Healing your inner child after sexual abuse
“Survivors of childhood sexual abuse (CSA) often have conflicting feelings and opinions about the child they were at the time of the abuse. A CSA survivor might be mad at the child they were back then for not fighting back, not running away, or not telling. There might be the feeling that this child caused the abuse and therefore is responsible for the pain being felt now as an adult. Many of these feelings end up internalized as anger or resentment towards an inner child, representative of a childhood self.”
Below is an excerpt from my book “Undaunted: Breaking my silence to overcome the trauma of child sexual abuse. In the excerpt I write about one of the conversations I had with my inner child. I never would have attempted this work alone. I was only able to attempt it because I was working with a specialized trauma therapist and I had progressed far enough in my recovery to have the strength to tackle this work. Healing your inner child is very intense work and I strongly recommend consulting a therapist of your own before exploring this aspect of healing.
“Please sit down. I would like to have a talk.” I knew I was at a point where I needed to sit down with this young, scared, and lost boy. He needed to hear what I had to say, and I needed to put into words what I had been feeling. We sat there for a quiet moment. I just looked into his empty blue eyes as he returned the stare right back into mine. He was dressed in torn up jeans and a filthy t-shirt that he had worn for the past week. His blonde hair was long and unkempt, like he had just woken up from another restless night where sleep escaped him.
“The first thing I want to say is, I believe you.” He was no longer looking at me. “You are the bravest person I have ever met, and I will do all that I can to make sure you no longer get hurt.” I know he hears me but there is no reaction.
Is this child that stubborn? Was he never taught to look at someone who is speaking to him? Is he a bad kid with no respect for others? No. I know these things are not true about him. He is scared. He has been afraid for most of his life. It has been a life that taught him to trust no one, especially men. It is a fear that most likely started from birth, but as he has explained to me, his first memory is being around two years old. His alcoholic biological father has him sitting on a bed and is kneeling at his feet, holding the red-hot flame of a cigarette lighter to his tiny, fragile toes. His father, his protector, is causing him excruciating pain. As he cries out, his mother and grandfather are beating on the door. He can hear the panic in their voices as they plead with his father to let him go. As the tears roll down over his little cheeks, he sees that his father is laughing. Then darkness overtakes him completely. This was his beginning.
“Look at me, please. You need to know that I love you and I will never hurt you.”

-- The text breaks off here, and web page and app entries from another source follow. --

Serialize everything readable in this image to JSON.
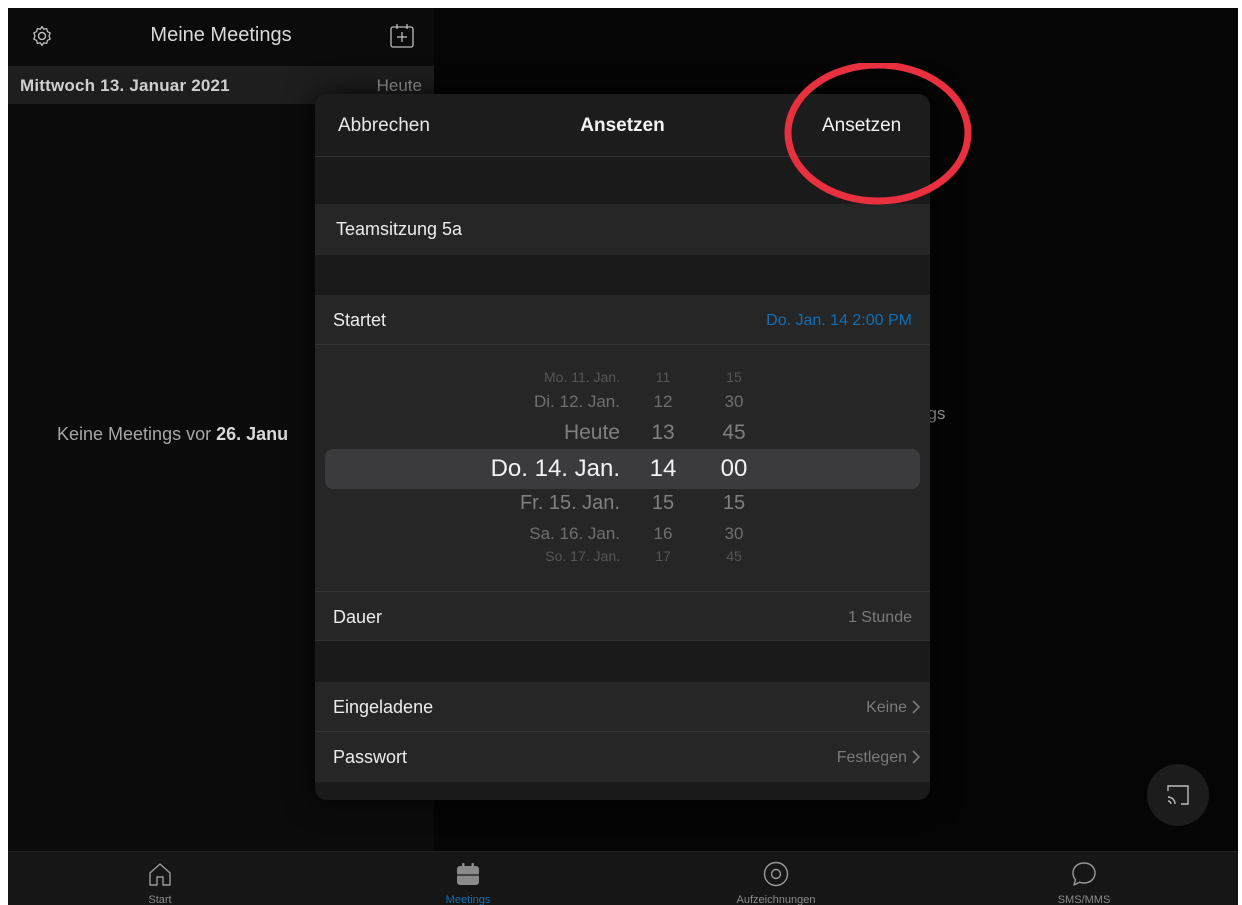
{
  "left_panel": {
    "title": "Meine Meetings",
    "date_header": "Mittwoch 13. Januar 2021",
    "today_label": "Heute",
    "empty_prefix": "Keine Meetings vor ",
    "empty_date": "26. Janu"
  },
  "right_panel": {
    "partial_text": "ngs"
  },
  "modal": {
    "cancel_label": "Abbrechen",
    "title": "Ansetzen",
    "confirm_label": "Ansetzen",
    "topic": "Teamsitzung 5a",
    "start_label": "Startet",
    "start_value": "Do. Jan. 14 2:00 PM",
    "picker": {
      "dates": [
        "Mo. 11. Jan.",
        "Di. 12. Jan.",
        "Heute",
        "Do. 14. Jan.",
        "Fr. 15. Jan.",
        "Sa. 16. Jan.",
        "So. 17. Jan."
      ],
      "hours": [
        "11",
        "12",
        "13",
        "14",
        "15",
        "16",
        "17"
      ],
      "minutes": [
        "15",
        "30",
        "45",
        "00",
        "15",
        "30",
        "45"
      ],
      "selected_index": 3
    },
    "duration_label": "Dauer",
    "duration_value": "1 Stunde",
    "invitees_label": "Eingeladene",
    "invitees_value": "Keine",
    "password_label": "Passwort",
    "password_value": "Festlegen"
  },
  "tabs": [
    {
      "label": "Start",
      "icon": "home-icon"
    },
    {
      "label": "Meetings",
      "icon": "calendar-icon",
      "active": true
    },
    {
      "label": "Aufzeichnungen",
      "icon": "record-icon"
    },
    {
      "label": "SMS/MMS",
      "icon": "chat-bubble-icon"
    }
  ],
  "colors": {
    "accent": "#0e6fb7",
    "annotation": "#e8303f",
    "background": "#050505"
  }
}
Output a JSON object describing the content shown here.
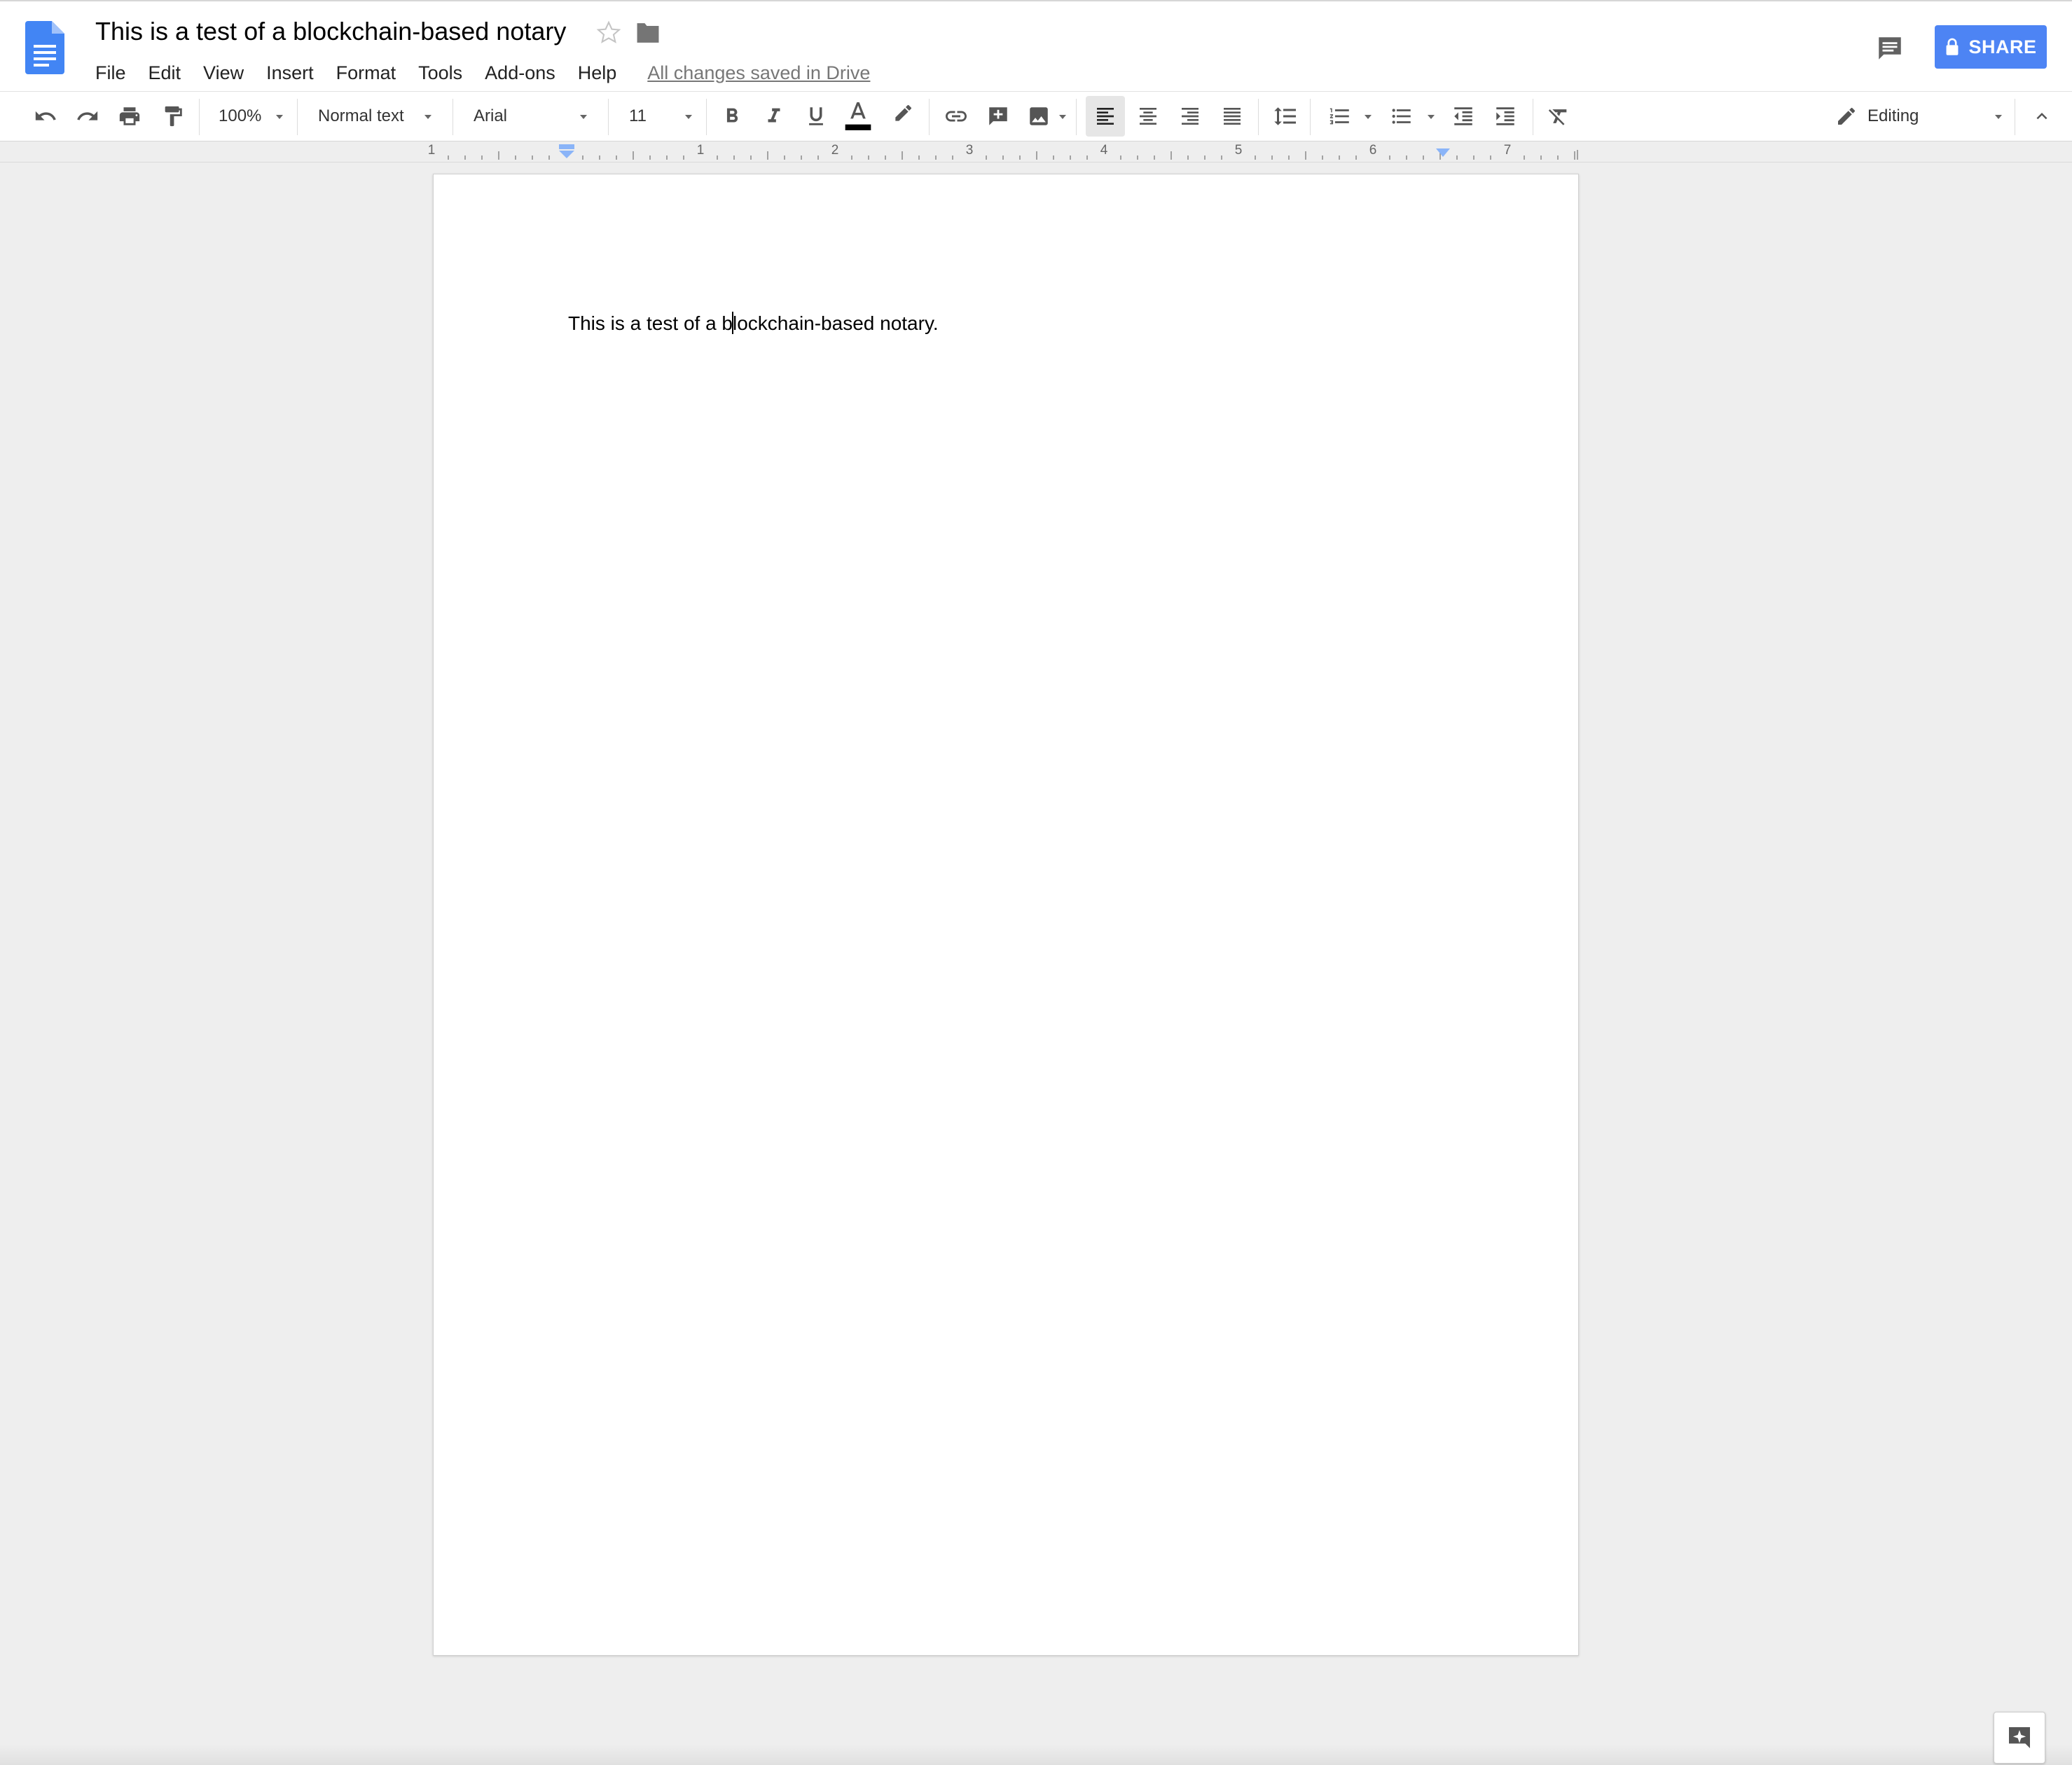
{
  "document": {
    "title": "This is a test of a blockchain-based notary",
    "saved_status": "All changes saved in Drive",
    "body_before_cursor": "This is a test of a b",
    "body_after_cursor": "lockchain-based notary."
  },
  "menu": [
    "File",
    "Edit",
    "View",
    "Insert",
    "Format",
    "Tools",
    "Add-ons",
    "Help"
  ],
  "share_label": "SHARE",
  "toolbar": {
    "zoom": "100%",
    "style": "Normal text",
    "font": "Arial",
    "font_size": "11",
    "mode": "Editing"
  },
  "ruler_numbers": [
    "1",
    "1",
    "2",
    "3",
    "4",
    "5",
    "6",
    "7"
  ],
  "colors": {
    "share_blue": "#4d84f4",
    "docs_blue": "#4285f4",
    "text_color_bar": "#000000"
  },
  "icons": [
    "docs-logo-icon",
    "star-icon",
    "folder-icon",
    "comment-icon",
    "lock-icon",
    "undo-icon",
    "redo-icon",
    "print-icon",
    "paint-format-icon",
    "bold-icon",
    "italic-icon",
    "underline-icon",
    "text-color-icon",
    "highlight-icon",
    "link-icon",
    "add-comment-icon",
    "image-icon",
    "align-left-icon",
    "align-center-icon",
    "align-right-icon",
    "align-justify-icon",
    "line-spacing-icon",
    "numbered-list-icon",
    "bulleted-list-icon",
    "decrease-indent-icon",
    "increase-indent-icon",
    "clear-formatting-icon",
    "pencil-icon",
    "collapse-icon",
    "explore-icon"
  ]
}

As he looks up at me, I see those blue eyes and I see the tears. In that moment I can’t control myself, and we both cry together. I want to hug him but I do not want to invade his boundaries. I am here with him, having the hardest conversation either of us has ever had. It will have to be enough for now. This little boy has experienced so much in his life, and here he is, still standing. I know he won’t speak during this conversation. Words have been beaten out of him, and the threats from the offenders are real. It is now my duty to protect this child and give him the opportunity to see a world he has only imagined existed.
After his victimization from his biological father, a man who was supposed to protect him and nurture him, his adoptive father then sexually victimized this innocent boy. I wasn’t there to protect him at the time. That would never happen again.
“I want to thank you for what you have done for us. I know you lost your childhood, but now I am giving that back. It is my turn to carry the pain and put it away for good. You are my hero, and I will forever be thankful and inspired by your strength. Always know that none of this was your fault. Now you go play. I have work to do.”
As we stood, he hugged me tightly and for the first time I heard his fragile, scared little voice: “I love you.” The tears started to roll from my eyes once again.
For further reading on healing your inner child please click here